The Apostle Paul’s conversion narrative in the ninth chapter of Acts has long exerted a tremendous force on the religious experience of Christian believers across the last two millennia. Indeed, in the religious tradition of my childhood, among the independent Baptists, such conversion experiences were de rigueur, being sought from the earliest years in children of my tribe of the Christian faith. I had one at the age of five and can attest to its power and significance in my life as well as my family’s, with every moment of that evening printed indelibly on my memory, its effects still marking an essential aspect on my personhood even to this present day.
My experience, although dramatic, was nonetheless perhaps more organic than others. I had not done a great deal of advanced level sinning and being the son and grandson of Baptist preachers, was being raised at the time in an environment of total immersion in the faith, to say nothing of this same effect in the baptismal pool. And, as research indicates, this type of conversion, involving gradual changes over time is primarily the way they occur, rather than out of the kind of dramatic, instantaneous “Damascus road” type that the author of Acts narrates for us bout Paul. Readers should be mindful that there are differences between the conversion narrative of chapter nine and the two re-tellings by the character of Paul later in Acts. And these three Lucan accounts of Paul’s conversion are also at variance with what Paul himself says in his own writings.

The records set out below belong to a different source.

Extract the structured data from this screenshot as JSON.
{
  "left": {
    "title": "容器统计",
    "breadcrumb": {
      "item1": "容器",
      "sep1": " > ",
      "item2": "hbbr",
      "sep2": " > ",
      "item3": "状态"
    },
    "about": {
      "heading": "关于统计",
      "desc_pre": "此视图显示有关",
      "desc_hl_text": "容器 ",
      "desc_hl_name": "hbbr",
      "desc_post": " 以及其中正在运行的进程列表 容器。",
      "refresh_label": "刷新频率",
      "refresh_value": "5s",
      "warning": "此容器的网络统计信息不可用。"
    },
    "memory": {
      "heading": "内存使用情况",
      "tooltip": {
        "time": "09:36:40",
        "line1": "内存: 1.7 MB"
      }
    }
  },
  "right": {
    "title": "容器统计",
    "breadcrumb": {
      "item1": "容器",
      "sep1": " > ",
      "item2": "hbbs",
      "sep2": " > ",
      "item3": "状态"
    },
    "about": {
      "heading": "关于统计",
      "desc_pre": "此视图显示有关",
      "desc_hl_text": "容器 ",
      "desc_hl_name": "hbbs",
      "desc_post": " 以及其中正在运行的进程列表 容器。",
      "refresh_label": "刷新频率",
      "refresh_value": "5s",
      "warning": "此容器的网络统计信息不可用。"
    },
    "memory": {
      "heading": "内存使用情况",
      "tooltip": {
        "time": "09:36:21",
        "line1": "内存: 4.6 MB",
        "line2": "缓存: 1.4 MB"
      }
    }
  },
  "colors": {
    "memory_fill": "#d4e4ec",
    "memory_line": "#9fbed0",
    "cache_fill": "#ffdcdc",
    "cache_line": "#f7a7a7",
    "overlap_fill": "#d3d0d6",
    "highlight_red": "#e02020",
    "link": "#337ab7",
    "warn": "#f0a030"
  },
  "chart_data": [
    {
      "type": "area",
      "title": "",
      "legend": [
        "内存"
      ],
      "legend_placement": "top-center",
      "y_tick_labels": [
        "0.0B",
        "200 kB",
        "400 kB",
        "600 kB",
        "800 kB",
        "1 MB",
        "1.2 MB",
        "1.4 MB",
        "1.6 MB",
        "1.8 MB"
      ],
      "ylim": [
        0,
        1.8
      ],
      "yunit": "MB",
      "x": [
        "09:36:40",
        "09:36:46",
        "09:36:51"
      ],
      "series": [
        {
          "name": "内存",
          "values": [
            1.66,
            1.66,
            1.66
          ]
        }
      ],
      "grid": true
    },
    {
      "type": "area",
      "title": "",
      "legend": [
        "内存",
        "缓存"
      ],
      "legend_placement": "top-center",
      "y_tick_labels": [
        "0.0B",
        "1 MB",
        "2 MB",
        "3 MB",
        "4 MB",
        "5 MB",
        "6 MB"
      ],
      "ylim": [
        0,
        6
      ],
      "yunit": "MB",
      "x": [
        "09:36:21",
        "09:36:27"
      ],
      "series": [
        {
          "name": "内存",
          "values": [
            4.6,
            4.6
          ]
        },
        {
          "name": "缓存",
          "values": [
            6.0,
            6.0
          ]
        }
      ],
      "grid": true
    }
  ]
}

The elastic nature of Paul’s repeated conversion experience is one of the most important features of its presence in the New Testament for political theology, for it suggests the dynamics of shifting identity. The suggestive title of theologian Darrell Guder’s book, The Continuing Conversion of the Church illustrates this trajectory. Paul!’s conversion experience shifts within the narrative of Acts to meet the situations faced by his character in his own spiritual journey. This also seems to be the case in an analysis of the Pauline epistles themselves. However much truth lies in the cathartic scene in Acts 9, the deeper truth is that the transformation which grew out of it rippled through Paul long after, because even for him, it was a process. Traditionally referred to as “growing in Christ” or “sanctification,” by whatever label, this on-going identity shift in the life of the individual is the space in which political and ideological change also occurs. In the Protestant establishment, church and culture were conjoined and therefore the focus of religion could be directed inward, e.g., the song lyrics “and he walks with me, and he talks with me, and he tells me I am his own.” With the collapse of that model of church, however, Christian faith is no longer the dominant cultural narrative, it can no longer count on public funding special favors to transmit its message and values and thus is being compelled to become more creative in its approach. That is, it is being forced to attend to the process of conversion in deeper ways than it has for decades if not centuries since it can no longer count on children being born around it becoming adherents. They are as likely to become Muslims or atheists.
The reason this development is so important for political theology is that what I have just described requires a complete overhaul of everything in the life of the church. The process of conversion, shorn of its imperial supports, is once again becoming the pains-taking labor intensive work that it once was in earliest Christianity. And the church is not setup, either in the way that it manages its time, its money, its personnel or its facilities to do the work of conversion in the modern world. It is still fixated on re-roofing its cathedrals and other such “life-changing details”. It still thinks that you can have a “crusade” in a stadium and create enough emotion and sentiment to manufacture conversions en masse. In political terms, it still thinks that it can speak to issues of the day and that society will understand what it is saying and re-calibrate its views towards “the truth.”
One person who seems to get this is the newly elected Pope, Francis I. He has shown no interest in the trappings of empire that have over the centuries attached itself to that office. Instead of behaving like a potentate, he is seen talking to the street sweepers and garbage collectors. Instead of donning the traditional finery during Holy Week, he chose to be on his knees in a jail, washing and kissing the feet of prisoners, including Muslims and women. Here is a man who understands conversion. Here is a man who understands our situation in the modern world. Here is a man who grasps how it is that the church now must communicate its message and values. Not by throwing its weight around and demanding that it be granted a place of honor and respect, that everyone pay attention, but rather on its knees, serving, listening and waiting for an invitation to speak.